DATA PROVIDED: Begin

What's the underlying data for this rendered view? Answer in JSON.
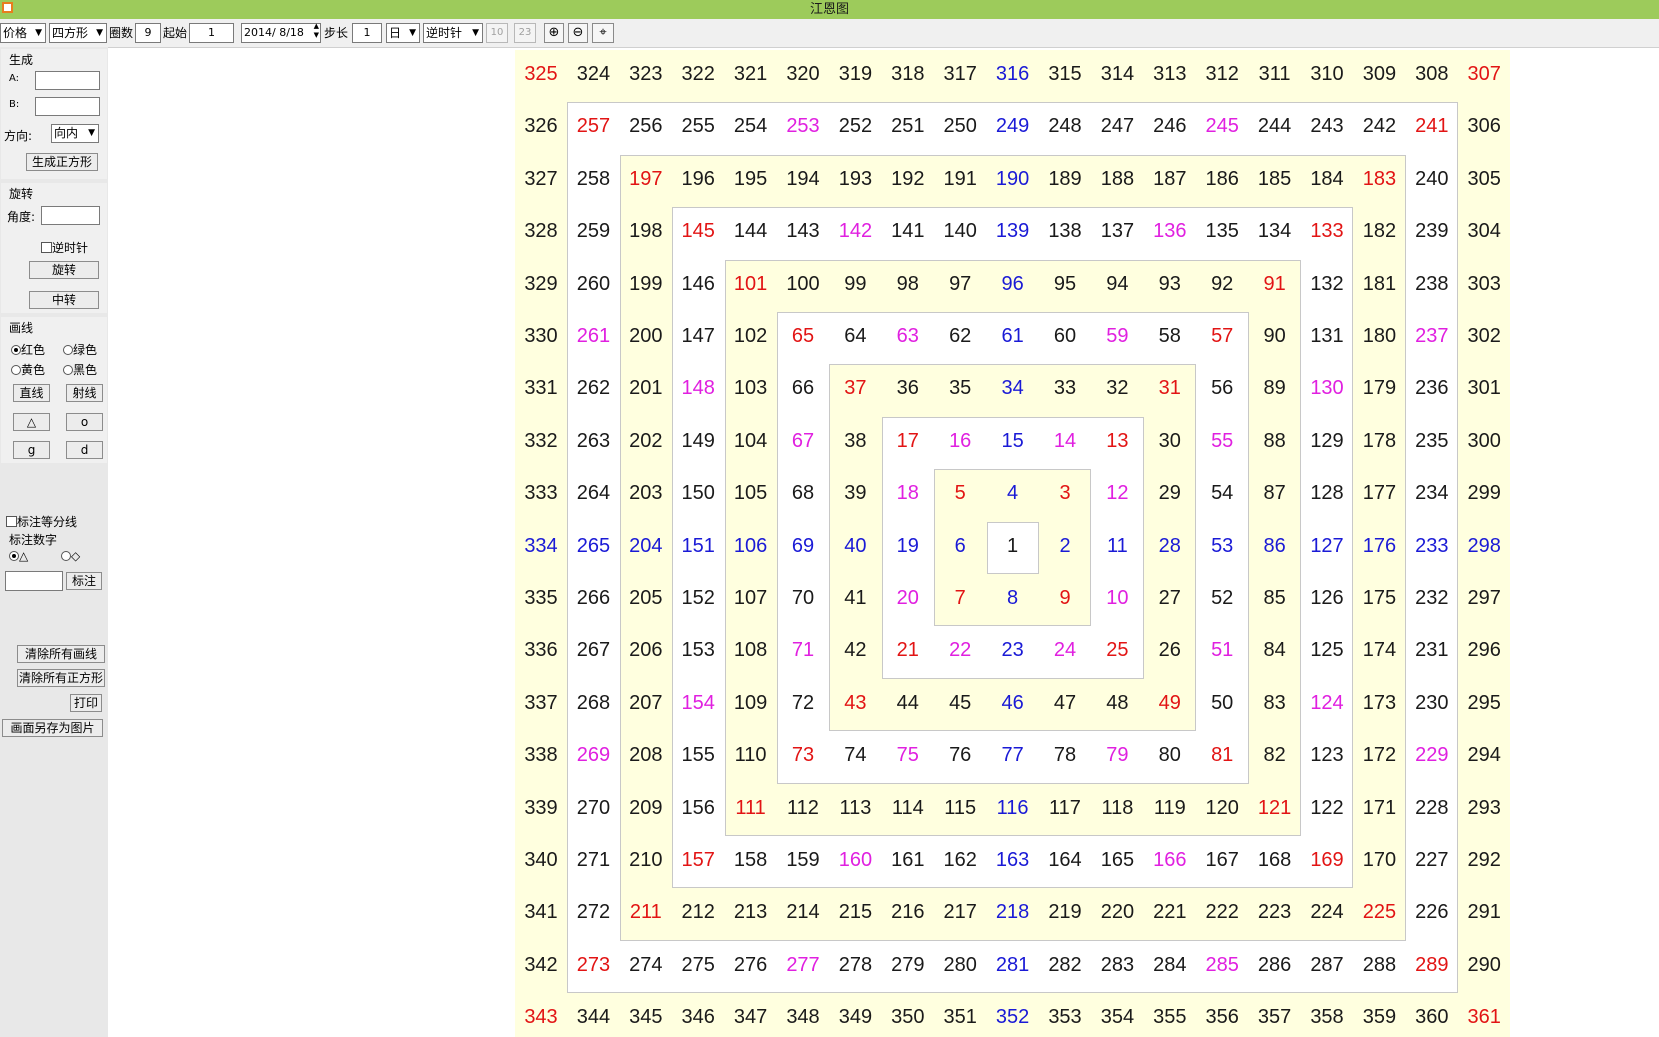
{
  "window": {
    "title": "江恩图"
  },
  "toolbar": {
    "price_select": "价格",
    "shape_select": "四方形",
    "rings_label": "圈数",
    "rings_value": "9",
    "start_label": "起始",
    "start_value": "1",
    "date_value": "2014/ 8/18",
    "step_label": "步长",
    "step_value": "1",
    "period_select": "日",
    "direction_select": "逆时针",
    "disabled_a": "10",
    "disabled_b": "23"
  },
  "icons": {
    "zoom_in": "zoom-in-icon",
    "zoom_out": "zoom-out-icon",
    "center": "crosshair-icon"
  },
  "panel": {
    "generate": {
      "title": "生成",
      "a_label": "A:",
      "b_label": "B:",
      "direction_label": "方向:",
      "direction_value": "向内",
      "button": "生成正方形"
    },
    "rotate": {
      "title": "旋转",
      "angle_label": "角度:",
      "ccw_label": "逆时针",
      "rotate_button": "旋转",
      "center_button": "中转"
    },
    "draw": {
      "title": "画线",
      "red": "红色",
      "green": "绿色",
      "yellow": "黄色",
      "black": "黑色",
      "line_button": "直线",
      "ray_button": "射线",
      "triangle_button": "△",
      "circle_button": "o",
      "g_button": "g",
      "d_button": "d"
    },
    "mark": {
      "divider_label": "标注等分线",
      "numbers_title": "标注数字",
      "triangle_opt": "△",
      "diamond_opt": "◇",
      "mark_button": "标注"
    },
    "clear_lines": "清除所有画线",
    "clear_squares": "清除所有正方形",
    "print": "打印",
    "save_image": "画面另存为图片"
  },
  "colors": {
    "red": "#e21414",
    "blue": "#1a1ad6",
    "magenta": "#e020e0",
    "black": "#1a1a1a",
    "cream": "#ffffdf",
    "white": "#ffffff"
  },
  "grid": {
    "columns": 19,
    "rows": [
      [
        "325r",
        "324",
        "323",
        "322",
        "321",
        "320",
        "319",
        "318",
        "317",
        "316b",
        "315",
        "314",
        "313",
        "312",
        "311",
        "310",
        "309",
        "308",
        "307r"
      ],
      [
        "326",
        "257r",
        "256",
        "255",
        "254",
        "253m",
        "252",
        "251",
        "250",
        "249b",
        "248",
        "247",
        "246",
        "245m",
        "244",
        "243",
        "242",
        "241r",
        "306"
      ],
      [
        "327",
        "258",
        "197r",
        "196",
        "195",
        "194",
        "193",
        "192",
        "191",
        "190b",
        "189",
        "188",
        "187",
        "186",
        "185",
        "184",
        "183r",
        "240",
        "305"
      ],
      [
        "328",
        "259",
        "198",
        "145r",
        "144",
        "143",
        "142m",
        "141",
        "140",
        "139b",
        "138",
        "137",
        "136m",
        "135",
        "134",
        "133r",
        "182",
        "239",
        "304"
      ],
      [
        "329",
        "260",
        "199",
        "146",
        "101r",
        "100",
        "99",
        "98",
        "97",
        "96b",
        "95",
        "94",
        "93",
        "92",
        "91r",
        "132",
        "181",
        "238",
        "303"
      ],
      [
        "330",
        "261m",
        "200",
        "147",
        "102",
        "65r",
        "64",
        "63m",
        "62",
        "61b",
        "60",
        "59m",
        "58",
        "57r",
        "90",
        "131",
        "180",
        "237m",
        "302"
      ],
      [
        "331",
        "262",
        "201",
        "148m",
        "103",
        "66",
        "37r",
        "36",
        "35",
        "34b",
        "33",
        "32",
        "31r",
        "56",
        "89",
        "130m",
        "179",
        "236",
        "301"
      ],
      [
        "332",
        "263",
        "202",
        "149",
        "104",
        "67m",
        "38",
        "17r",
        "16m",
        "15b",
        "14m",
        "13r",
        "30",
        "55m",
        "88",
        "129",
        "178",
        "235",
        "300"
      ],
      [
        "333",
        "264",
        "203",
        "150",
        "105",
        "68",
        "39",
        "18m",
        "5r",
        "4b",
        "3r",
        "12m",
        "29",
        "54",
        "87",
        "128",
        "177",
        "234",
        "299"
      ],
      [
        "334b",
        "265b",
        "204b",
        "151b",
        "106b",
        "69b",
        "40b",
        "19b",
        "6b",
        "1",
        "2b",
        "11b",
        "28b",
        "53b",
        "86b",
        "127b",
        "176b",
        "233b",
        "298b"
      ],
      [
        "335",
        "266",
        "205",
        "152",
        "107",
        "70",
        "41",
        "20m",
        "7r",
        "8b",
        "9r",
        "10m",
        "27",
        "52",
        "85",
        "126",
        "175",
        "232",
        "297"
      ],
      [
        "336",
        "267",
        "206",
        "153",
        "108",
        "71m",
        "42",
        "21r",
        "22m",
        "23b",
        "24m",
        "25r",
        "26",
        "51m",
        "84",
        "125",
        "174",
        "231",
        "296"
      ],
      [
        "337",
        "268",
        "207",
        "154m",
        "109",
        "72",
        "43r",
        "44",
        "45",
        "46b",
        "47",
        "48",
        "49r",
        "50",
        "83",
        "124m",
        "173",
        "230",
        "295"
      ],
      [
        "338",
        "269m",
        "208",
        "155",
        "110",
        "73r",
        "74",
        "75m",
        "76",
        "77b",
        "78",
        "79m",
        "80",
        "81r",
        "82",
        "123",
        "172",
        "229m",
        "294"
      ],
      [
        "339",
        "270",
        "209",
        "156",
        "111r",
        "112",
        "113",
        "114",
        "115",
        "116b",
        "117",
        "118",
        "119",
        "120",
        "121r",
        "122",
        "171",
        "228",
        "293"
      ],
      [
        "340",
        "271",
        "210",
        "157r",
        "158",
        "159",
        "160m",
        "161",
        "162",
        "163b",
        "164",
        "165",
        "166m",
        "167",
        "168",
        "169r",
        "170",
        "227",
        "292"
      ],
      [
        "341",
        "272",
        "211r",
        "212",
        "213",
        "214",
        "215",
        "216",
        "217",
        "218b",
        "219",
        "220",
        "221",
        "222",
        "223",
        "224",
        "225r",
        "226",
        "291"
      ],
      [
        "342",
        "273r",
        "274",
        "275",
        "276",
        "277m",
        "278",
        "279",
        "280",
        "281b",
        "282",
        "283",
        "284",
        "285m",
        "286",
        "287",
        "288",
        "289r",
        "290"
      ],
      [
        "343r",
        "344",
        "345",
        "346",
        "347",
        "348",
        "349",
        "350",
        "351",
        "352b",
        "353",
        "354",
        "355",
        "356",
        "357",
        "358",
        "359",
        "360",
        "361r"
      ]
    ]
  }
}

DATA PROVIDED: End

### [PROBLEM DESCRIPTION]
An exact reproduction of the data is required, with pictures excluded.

### [EXERCISE RESULT]
What's the underlying data for this rendered view? Answer in JSON.
{
  "window": {
    "title": "江恩图"
  },
  "toolbar": {
    "price_select": "价格",
    "shape_select": "四方形",
    "rings_label": "圈数",
    "rings_value": "9",
    "start_label": "起始",
    "start_value": "1",
    "date_value": "2014/ 8/18",
    "step_label": "步长",
    "step_value": "1",
    "period_select": "日",
    "direction_select": "逆时针",
    "disabled_a": "10",
    "disabled_b": "23"
  },
  "icons": {
    "zoom_in": "zoom-in-icon",
    "zoom_out": "zoom-out-icon",
    "center": "crosshair-icon"
  },
  "panel": {
    "generate": {
      "title": "生成",
      "a_label": "A:",
      "b_label": "B:",
      "direction_label": "方向:",
      "direction_value": "向内",
      "button": "生成正方形"
    },
    "rotate": {
      "title": "旋转",
      "angle_label": "角度:",
      "ccw_label": "逆时针",
      "rotate_button": "旋转",
      "center_button": "中转"
    },
    "draw": {
      "title": "画线",
      "red": "红色",
      "green": "绿色",
      "yellow": "黄色",
      "black": "黑色",
      "line_button": "直线",
      "ray_button": "射线",
      "triangle_button": "△",
      "circle_button": "o",
      "g_button": "g",
      "d_button": "d"
    },
    "mark": {
      "divider_label": "标注等分线",
      "numbers_title": "标注数字",
      "triangle_opt": "△",
      "diamond_opt": "◇",
      "mark_button": "标注"
    },
    "clear_lines": "清除所有画线",
    "clear_squares": "清除所有正方形",
    "print": "打印",
    "save_image": "画面另存为图片"
  },
  "colors": {
    "red": "#e21414",
    "blue": "#1a1ad6",
    "magenta": "#e020e0",
    "black": "#1a1a1a",
    "cream": "#ffffdf",
    "white": "#ffffff"
  },
  "grid": {
    "columns": 19,
    "rows": [
      [
        "325r",
        "324",
        "323",
        "322",
        "321",
        "320",
        "319",
        "318",
        "317",
        "316b",
        "315",
        "314",
        "313",
        "312",
        "311",
        "310",
        "309",
        "308",
        "307r"
      ],
      [
        "326",
        "257r",
        "256",
        "255",
        "254",
        "253m",
        "252",
        "251",
        "250",
        "249b",
        "248",
        "247",
        "246",
        "245m",
        "244",
        "243",
        "242",
        "241r",
        "306"
      ],
      [
        "327",
        "258",
        "197r",
        "196",
        "195",
        "194",
        "193",
        "192",
        "191",
        "190b",
        "189",
        "188",
        "187",
        "186",
        "185",
        "184",
        "183r",
        "240",
        "305"
      ],
      [
        "328",
        "259",
        "198",
        "145r",
        "144",
        "143",
        "142m",
        "141",
        "140",
        "139b",
        "138",
        "137",
        "136m",
        "135",
        "134",
        "133r",
        "182",
        "239",
        "304"
      ],
      [
        "329",
        "260",
        "199",
        "146",
        "101r",
        "100",
        "99",
        "98",
        "97",
        "96b",
        "95",
        "94",
        "93",
        "92",
        "91r",
        "132",
        "181",
        "238",
        "303"
      ],
      [
        "330",
        "261m",
        "200",
        "147",
        "102",
        "65r",
        "64",
        "63m",
        "62",
        "61b",
        "60",
        "59m",
        "58",
        "57r",
        "90",
        "131",
        "180",
        "237m",
        "302"
      ],
      [
        "331",
        "262",
        "201",
        "148m",
        "103",
        "66",
        "37r",
        "36",
        "35",
        "34b",
        "33",
        "32",
        "31r",
        "56",
        "89",
        "130m",
        "179",
        "236",
        "301"
      ],
      [
        "332",
        "263",
        "202",
        "149",
        "104",
        "67m",
        "38",
        "17r",
        "16m",
        "15b",
        "14m",
        "13r",
        "30",
        "55m",
        "88",
        "129",
        "178",
        "235",
        "300"
      ],
      [
        "333",
        "264",
        "203",
        "150",
        "105",
        "68",
        "39",
        "18m",
        "5r",
        "4b",
        "3r",
        "12m",
        "29",
        "54",
        "87",
        "128",
        "177",
        "234",
        "299"
      ],
      [
        "334b",
        "265b",
        "204b",
        "151b",
        "106b",
        "69b",
        "40b",
        "19b",
        "6b",
        "1",
        "2b",
        "11b",
        "28b",
        "53b",
        "86b",
        "127b",
        "176b",
        "233b",
        "298b"
      ],
      [
        "335",
        "266",
        "205",
        "152",
        "107",
        "70",
        "41",
        "20m",
        "7r",
        "8b",
        "9r",
        "10m",
        "27",
        "52",
        "85",
        "126",
        "175",
        "232",
        "297"
      ],
      [
        "336",
        "267",
        "206",
        "153",
        "108",
        "71m",
        "42",
        "21r",
        "22m",
        "23b",
        "24m",
        "25r",
        "26",
        "51m",
        "84",
        "125",
        "174",
        "231",
        "296"
      ],
      [
        "337",
        "268",
        "207",
        "154m",
        "109",
        "72",
        "43r",
        "44",
        "45",
        "46b",
        "47",
        "48",
        "49r",
        "50",
        "83",
        "124m",
        "173",
        "230",
        "295"
      ],
      [
        "338",
        "269m",
        "208",
        "155",
        "110",
        "73r",
        "74",
        "75m",
        "76",
        "77b",
        "78",
        "79m",
        "80",
        "81r",
        "82",
        "123",
        "172",
        "229m",
        "294"
      ],
      [
        "339",
        "270",
        "209",
        "156",
        "111r",
        "112",
        "113",
        "114",
        "115",
        "116b",
        "117",
        "118",
        "119",
        "120",
        "121r",
        "122",
        "171",
        "228",
        "293"
      ],
      [
        "340",
        "271",
        "210",
        "157r",
        "158",
        "159",
        "160m",
        "161",
        "162",
        "163b",
        "164",
        "165",
        "166m",
        "167",
        "168",
        "169r",
        "170",
        "227",
        "292"
      ],
      [
        "341",
        "272",
        "211r",
        "212",
        "213",
        "214",
        "215",
        "216",
        "217",
        "218b",
        "219",
        "220",
        "221",
        "222",
        "223",
        "224",
        "225r",
        "226",
        "291"
      ],
      [
        "342",
        "273r",
        "274",
        "275",
        "276",
        "277m",
        "278",
        "279",
        "280",
        "281b",
        "282",
        "283",
        "284",
        "285m",
        "286",
        "287",
        "288",
        "289r",
        "290"
      ],
      [
        "343r",
        "344",
        "345",
        "346",
        "347",
        "348",
        "349",
        "350",
        "351",
        "352b",
        "353",
        "354",
        "355",
        "356",
        "357",
        "358",
        "359",
        "360",
        "361r"
      ]
    ]
  }
}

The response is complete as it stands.